[[ Working data, beginning ]]

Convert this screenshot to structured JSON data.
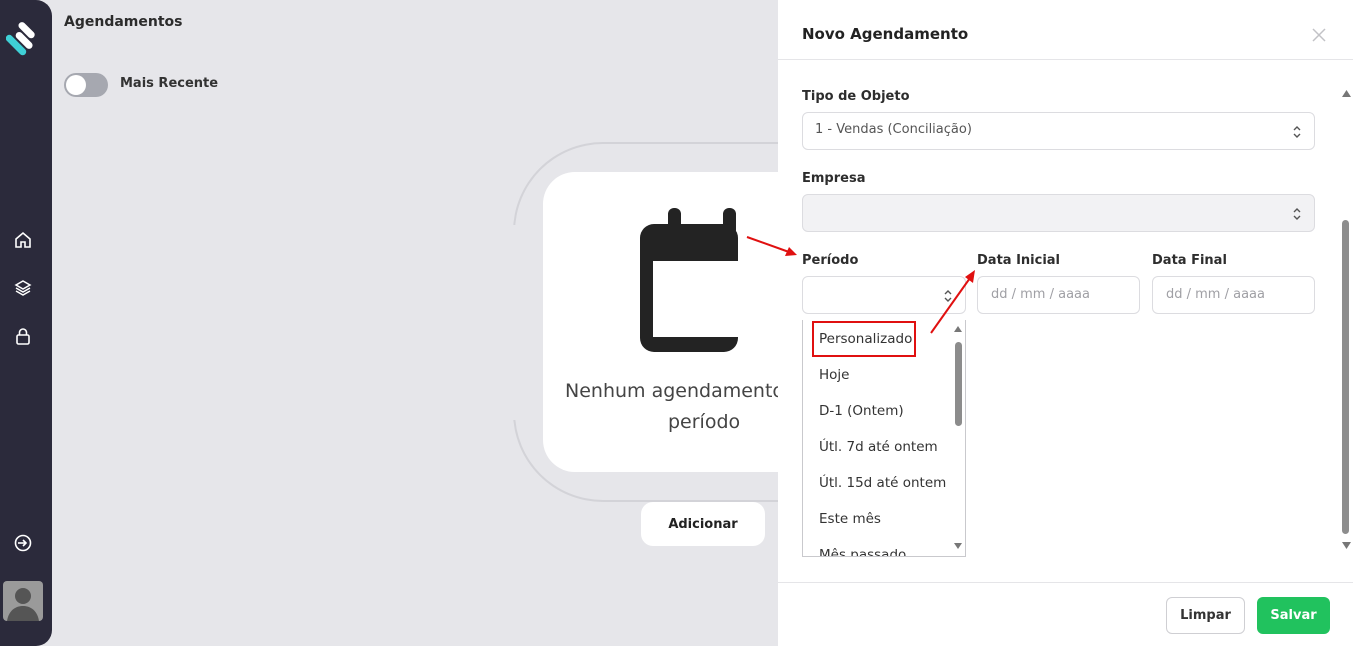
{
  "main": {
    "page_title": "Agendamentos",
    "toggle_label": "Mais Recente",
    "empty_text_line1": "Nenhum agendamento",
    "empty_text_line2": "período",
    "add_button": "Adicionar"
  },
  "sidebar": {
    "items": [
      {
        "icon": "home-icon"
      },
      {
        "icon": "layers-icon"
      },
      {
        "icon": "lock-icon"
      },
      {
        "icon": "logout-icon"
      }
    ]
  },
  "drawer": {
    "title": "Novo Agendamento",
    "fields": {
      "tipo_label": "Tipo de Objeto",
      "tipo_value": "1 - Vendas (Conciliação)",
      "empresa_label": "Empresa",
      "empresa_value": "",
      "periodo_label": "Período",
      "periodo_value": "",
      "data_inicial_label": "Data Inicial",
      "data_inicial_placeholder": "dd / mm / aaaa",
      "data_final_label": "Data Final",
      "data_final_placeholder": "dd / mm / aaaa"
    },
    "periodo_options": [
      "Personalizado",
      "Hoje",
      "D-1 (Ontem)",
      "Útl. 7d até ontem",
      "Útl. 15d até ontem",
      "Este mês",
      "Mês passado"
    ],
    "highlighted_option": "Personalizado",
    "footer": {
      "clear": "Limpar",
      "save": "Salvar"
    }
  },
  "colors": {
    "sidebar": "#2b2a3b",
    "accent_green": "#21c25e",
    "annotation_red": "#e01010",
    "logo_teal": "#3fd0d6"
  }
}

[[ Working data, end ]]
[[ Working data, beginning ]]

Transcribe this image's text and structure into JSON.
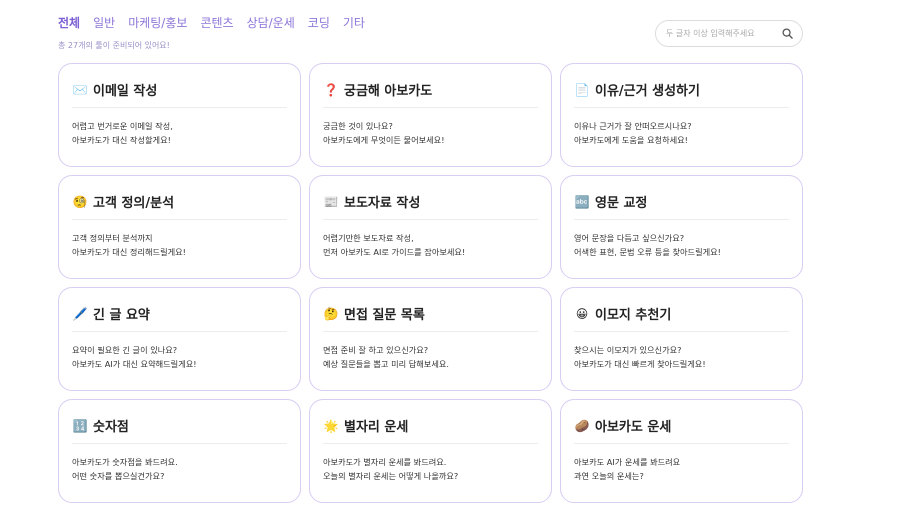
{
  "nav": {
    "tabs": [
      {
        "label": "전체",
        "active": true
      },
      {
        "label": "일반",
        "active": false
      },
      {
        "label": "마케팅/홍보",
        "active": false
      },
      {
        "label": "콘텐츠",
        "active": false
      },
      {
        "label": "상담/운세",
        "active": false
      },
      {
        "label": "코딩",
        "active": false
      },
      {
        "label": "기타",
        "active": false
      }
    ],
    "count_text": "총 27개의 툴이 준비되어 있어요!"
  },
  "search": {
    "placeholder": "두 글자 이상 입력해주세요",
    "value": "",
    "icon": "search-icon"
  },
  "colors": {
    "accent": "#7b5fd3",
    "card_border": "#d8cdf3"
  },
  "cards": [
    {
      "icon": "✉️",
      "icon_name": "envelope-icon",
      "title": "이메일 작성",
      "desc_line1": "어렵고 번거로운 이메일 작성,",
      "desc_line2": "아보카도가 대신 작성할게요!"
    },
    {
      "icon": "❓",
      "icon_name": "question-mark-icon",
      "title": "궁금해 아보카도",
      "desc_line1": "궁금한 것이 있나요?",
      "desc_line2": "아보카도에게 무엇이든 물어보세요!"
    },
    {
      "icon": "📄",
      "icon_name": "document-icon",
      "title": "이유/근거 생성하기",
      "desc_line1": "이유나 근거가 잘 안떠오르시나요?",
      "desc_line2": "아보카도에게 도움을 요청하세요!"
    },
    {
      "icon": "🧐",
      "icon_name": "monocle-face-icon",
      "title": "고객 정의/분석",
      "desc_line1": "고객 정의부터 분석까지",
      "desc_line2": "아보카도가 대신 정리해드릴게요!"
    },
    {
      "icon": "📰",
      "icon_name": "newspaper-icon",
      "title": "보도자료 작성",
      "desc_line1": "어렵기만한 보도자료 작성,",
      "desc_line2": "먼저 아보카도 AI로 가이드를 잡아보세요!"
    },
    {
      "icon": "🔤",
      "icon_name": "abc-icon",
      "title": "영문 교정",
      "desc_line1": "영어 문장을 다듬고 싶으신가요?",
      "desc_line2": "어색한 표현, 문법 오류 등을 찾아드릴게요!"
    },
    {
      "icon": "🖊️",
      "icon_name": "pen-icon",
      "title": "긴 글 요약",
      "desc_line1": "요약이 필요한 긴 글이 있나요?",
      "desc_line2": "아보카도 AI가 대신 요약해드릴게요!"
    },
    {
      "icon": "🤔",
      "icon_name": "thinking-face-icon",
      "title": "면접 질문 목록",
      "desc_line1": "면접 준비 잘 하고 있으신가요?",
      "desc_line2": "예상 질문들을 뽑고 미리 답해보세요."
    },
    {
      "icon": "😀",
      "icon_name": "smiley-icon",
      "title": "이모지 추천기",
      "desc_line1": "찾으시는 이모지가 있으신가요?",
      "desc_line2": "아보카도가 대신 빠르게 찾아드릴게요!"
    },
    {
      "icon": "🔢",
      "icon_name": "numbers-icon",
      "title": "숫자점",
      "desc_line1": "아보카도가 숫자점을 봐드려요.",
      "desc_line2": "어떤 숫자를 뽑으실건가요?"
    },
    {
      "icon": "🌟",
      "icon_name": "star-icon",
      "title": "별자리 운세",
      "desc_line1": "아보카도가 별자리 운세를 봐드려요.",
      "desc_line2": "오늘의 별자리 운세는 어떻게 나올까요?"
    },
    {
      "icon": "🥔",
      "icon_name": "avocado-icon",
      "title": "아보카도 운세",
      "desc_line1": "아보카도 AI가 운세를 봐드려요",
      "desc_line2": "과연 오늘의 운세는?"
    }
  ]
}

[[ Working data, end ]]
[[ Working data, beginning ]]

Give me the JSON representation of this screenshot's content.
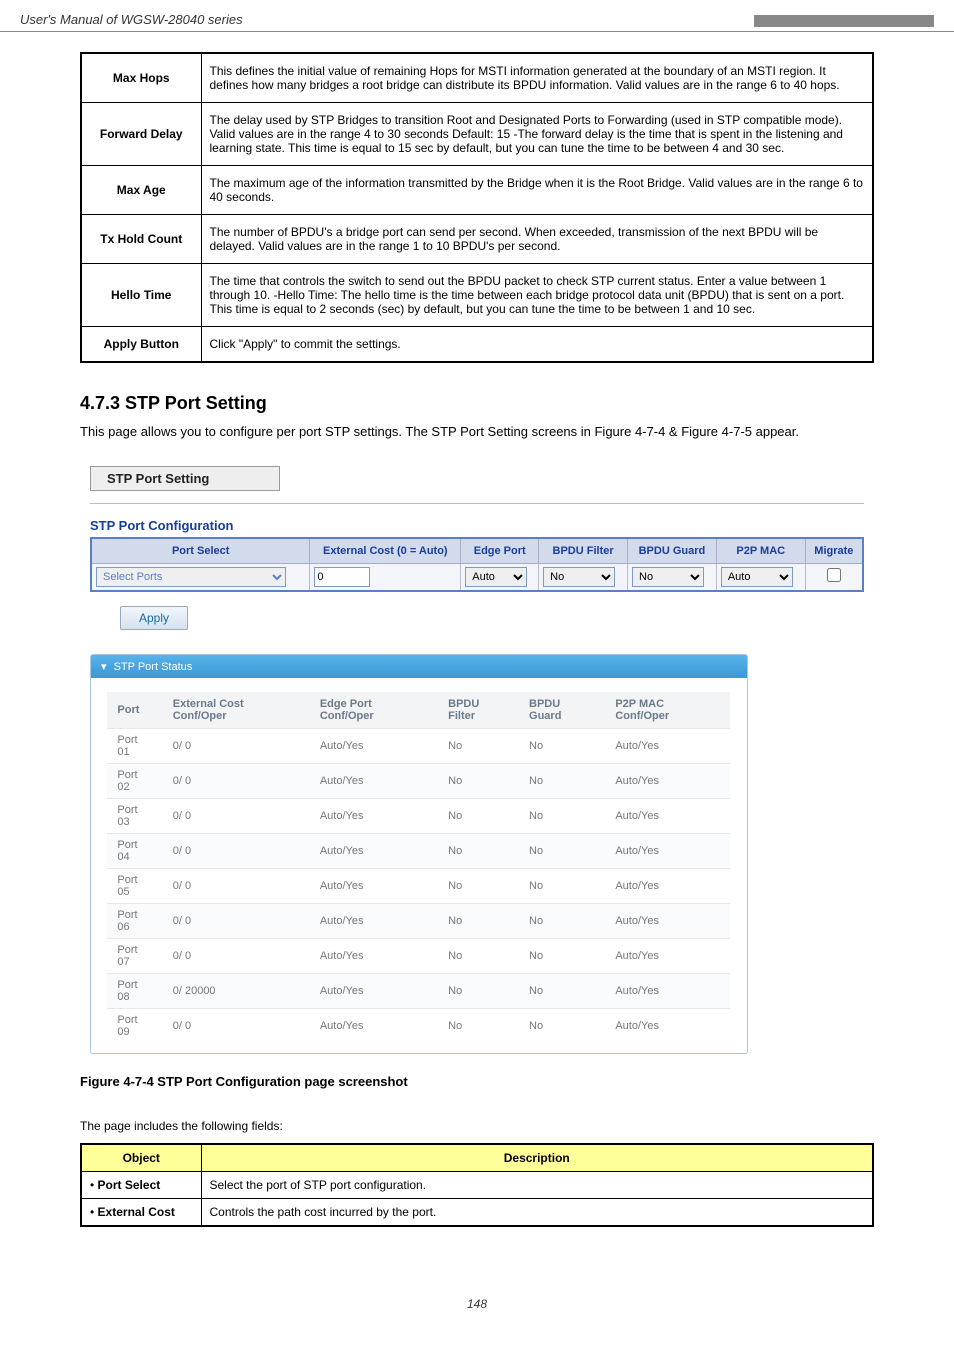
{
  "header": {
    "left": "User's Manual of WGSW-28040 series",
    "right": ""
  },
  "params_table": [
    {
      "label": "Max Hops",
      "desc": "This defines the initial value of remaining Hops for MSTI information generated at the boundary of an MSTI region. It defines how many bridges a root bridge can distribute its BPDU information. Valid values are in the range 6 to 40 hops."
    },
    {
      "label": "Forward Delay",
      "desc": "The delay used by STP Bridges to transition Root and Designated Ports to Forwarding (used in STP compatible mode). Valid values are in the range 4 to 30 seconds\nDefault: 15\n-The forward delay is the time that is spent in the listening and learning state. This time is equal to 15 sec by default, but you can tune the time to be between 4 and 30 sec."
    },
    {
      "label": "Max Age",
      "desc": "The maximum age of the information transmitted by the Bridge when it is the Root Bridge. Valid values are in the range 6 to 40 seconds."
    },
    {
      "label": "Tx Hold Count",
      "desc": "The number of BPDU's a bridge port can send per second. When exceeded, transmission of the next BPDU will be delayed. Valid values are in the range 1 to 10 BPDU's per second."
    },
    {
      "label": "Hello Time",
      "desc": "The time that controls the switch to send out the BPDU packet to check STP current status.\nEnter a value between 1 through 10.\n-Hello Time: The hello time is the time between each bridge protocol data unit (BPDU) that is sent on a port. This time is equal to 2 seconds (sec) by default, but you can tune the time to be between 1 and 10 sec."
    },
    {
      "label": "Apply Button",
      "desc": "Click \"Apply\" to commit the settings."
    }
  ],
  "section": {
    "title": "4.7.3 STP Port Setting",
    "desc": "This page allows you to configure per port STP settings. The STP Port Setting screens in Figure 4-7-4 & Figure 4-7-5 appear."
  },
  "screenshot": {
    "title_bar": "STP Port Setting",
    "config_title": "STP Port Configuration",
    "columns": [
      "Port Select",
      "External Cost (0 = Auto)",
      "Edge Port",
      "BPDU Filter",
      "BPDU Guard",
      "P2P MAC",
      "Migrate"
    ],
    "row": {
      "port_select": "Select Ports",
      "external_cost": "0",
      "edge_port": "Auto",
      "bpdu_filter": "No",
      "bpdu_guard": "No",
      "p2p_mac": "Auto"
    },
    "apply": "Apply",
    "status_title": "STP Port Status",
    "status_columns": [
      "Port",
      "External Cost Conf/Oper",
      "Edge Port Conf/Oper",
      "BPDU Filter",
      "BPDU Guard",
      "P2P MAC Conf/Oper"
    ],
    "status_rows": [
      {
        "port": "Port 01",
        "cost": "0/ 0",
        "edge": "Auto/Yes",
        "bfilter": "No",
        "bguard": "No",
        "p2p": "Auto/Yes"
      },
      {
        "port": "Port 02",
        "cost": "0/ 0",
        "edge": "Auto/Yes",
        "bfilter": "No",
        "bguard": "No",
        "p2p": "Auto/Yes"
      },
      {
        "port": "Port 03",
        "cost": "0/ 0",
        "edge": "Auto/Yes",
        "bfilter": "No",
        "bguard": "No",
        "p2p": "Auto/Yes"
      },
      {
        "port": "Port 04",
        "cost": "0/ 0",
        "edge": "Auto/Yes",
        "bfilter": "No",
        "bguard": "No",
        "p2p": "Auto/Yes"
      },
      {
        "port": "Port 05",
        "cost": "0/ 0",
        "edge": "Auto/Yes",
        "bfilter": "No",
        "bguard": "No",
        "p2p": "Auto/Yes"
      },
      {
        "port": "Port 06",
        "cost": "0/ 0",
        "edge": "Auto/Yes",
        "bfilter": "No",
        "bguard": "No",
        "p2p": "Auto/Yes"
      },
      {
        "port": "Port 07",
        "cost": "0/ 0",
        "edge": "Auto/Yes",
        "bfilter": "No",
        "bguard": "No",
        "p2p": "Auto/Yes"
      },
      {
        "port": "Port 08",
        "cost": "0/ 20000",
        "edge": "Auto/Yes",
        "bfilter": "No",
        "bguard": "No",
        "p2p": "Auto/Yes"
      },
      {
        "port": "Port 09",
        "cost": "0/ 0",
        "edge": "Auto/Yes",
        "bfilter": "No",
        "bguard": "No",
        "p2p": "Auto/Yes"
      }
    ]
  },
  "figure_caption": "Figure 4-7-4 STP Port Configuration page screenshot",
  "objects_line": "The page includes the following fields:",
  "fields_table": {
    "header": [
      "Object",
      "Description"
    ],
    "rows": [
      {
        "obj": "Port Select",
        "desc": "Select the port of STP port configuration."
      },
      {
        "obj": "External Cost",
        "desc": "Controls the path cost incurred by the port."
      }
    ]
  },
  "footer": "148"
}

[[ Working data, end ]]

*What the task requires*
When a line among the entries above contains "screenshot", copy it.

*Answer space*
Convert this screenshot to structured JSON data.
Give me the JSON representation of this screenshot's content.
  "screenshot": {
  "figure_caption": "Figure 4-7-4 STP Port Configuration page screenshot",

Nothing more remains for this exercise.